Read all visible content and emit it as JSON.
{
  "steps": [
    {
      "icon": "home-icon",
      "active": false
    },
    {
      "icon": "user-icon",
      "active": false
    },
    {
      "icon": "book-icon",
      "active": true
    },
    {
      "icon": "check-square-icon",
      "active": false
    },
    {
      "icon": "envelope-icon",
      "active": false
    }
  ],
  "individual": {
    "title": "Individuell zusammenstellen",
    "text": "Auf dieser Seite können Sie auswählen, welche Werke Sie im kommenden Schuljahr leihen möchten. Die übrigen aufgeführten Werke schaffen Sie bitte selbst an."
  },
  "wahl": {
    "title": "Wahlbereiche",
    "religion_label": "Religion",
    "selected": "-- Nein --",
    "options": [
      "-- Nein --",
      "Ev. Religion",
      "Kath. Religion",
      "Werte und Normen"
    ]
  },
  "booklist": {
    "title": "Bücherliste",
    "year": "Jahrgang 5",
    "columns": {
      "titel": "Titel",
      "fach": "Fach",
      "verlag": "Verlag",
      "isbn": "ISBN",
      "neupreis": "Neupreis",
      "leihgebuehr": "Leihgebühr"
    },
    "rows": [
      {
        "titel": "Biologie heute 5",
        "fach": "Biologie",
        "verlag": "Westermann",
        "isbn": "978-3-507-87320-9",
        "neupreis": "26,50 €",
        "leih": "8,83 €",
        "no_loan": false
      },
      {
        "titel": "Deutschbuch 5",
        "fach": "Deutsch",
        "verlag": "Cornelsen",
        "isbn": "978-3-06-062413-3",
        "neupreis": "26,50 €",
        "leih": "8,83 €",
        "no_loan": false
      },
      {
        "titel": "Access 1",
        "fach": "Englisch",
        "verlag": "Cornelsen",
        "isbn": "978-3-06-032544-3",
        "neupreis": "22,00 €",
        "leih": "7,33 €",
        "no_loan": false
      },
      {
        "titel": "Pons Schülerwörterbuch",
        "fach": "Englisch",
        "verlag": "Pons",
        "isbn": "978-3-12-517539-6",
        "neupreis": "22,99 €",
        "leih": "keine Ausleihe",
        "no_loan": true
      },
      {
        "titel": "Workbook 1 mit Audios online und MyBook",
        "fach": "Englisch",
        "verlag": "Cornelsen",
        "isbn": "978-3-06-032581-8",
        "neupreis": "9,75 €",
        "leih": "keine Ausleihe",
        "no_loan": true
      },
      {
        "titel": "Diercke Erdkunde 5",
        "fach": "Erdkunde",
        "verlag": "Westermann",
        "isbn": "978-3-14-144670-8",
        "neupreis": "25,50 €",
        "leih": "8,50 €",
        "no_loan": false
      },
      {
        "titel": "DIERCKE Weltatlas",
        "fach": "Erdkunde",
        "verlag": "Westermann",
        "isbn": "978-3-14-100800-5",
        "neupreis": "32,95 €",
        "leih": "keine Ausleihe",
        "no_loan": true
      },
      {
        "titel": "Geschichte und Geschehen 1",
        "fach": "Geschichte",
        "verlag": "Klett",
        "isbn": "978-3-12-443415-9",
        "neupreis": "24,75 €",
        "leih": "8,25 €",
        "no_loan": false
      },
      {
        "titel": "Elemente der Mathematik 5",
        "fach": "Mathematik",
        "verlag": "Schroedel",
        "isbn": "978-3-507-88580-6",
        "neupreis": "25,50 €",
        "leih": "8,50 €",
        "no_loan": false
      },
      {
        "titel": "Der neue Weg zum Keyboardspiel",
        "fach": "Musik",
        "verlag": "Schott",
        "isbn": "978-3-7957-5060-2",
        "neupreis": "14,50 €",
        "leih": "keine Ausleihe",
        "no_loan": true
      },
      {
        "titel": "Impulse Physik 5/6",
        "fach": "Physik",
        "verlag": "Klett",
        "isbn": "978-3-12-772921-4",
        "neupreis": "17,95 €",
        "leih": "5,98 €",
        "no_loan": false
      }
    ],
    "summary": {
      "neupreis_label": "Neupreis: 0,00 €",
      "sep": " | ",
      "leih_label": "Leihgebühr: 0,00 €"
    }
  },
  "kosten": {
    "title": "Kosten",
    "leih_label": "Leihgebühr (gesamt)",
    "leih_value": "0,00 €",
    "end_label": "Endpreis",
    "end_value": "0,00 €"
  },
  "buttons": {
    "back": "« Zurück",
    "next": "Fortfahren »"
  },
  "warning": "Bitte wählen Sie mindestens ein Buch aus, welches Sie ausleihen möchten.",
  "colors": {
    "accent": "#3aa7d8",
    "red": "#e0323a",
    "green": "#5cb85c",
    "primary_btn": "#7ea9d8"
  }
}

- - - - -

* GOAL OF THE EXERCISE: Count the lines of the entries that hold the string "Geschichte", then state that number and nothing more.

* EXERCISE RESPONSE: 2